Washington, D.C.— House Judiciary Committee Chairman Bob Goodlatte (R-Va.) and House Judiciary Committee member, and bill sponsor, Doug Collins (R-Ga.) released the following statements upon House passage of the Regulations From the Executive In Need of Scrutiny (REINS) Act (H.R. 26) by a vote of 237-187.
Chairman Goodlatte: “Regulations of any kind always come with a price tag, but the ones we address today have the highest costs over all others. Over 150 billion dollars were added to the regulatory price tag last year alone, and that huge burden takes a toll on the American economy. When major rules are passed without enough consideration for the impact they may have on hardworking Americans, jobs are lost, prices rise, and our country loses more of its competitive edge. It’s time for Congress to be a stronger check on the regulatory system, and decide if major regulations should be implemented before they begin to have an impact on our economy.”
Congressman Collins: “Last year saw the implementation of 76 major rules with a cumulative economic effect of billions of dollars, so it’s easy to grasp that our country needs to rein in rogue federal rulemaking now more than ever. My colleagues in Congress and the incoming administration are united in our commitment to regulatory reform and want to make sure that executive agencies actually serve Americans rather than handicapping their economy—that’s what the REINS Act will help accomplish.”
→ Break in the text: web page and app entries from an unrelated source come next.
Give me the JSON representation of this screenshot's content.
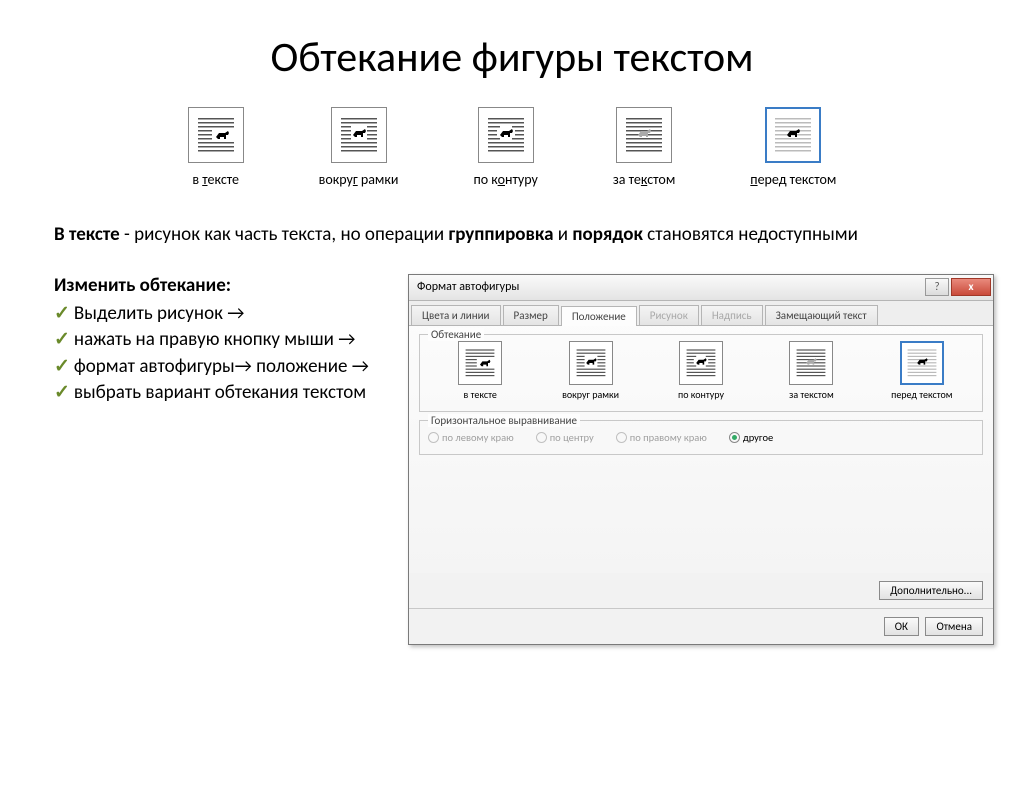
{
  "title": "Обтекание фигуры текстом",
  "wrap_options": [
    {
      "label_pre": "в ",
      "u": "т",
      "label_post": "ексте"
    },
    {
      "label_pre": "вокру",
      "u": "г",
      "label_post": " рамки"
    },
    {
      "label_pre": "по к",
      "u": "о",
      "label_post": "нтуру"
    },
    {
      "label_pre": "за те",
      "u": "к",
      "label_post": "стом"
    },
    {
      "label_pre": "",
      "u": "п",
      "label_post": "еред текстом"
    }
  ],
  "paragraph": {
    "b1": "В тексте",
    "t1": " - рисунок как часть текста, но операции ",
    "b2": "группировка",
    "t2": " и ",
    "b3": "порядок",
    "t3": " становятся недоступными"
  },
  "instructions": {
    "title": "Изменить обтекание:",
    "items": [
      "Выделить рисунок →",
      "нажать на правую кнопку мыши →",
      "формат автофигуры→ положение →",
      "выбрать вариант обтекания текстом"
    ]
  },
  "dialog": {
    "title": "Формат автофигуры",
    "help": "?",
    "close": "x",
    "tabs": [
      "Цвета и линии",
      "Размер",
      "Положение",
      "Рисунок",
      "Надпись",
      "Замещающий текст"
    ],
    "active_tab_index": 2,
    "disabled_tab_indices": [
      3,
      4
    ],
    "group_wrap": "Обтекание",
    "wrap_labels": [
      "в тексте",
      "вокруг рамки",
      "по контуру",
      "за текстом",
      "перед текстом"
    ],
    "group_align": "Горизонтальное выравнивание",
    "align_options": [
      "по левому краю",
      "по центру",
      "по правому краю",
      "другое"
    ],
    "align_checked_index": 3,
    "align_disabled_indices": [
      0,
      1,
      2
    ],
    "more": "Дополнительно...",
    "ok": "ОК",
    "cancel": "Отмена"
  }
}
Background: The bill curbs unnecessary regulations from agencies and holds federal bureaucrats accountable for imposing the heaviest burdens on America’s economy. The REINS Act requires that federal agencies submit major regulations (those that cost the economy $100 million or more) to Congress for approval; guarantees that no major regulation becomes effective until Congress approves it; and requires an expedited up or down vote on major rules within 70 legislative days.
The REINS Act was passed during the previous three Congresses, and reintroduced on the opening day of the 115th Congress by Congressman Collins.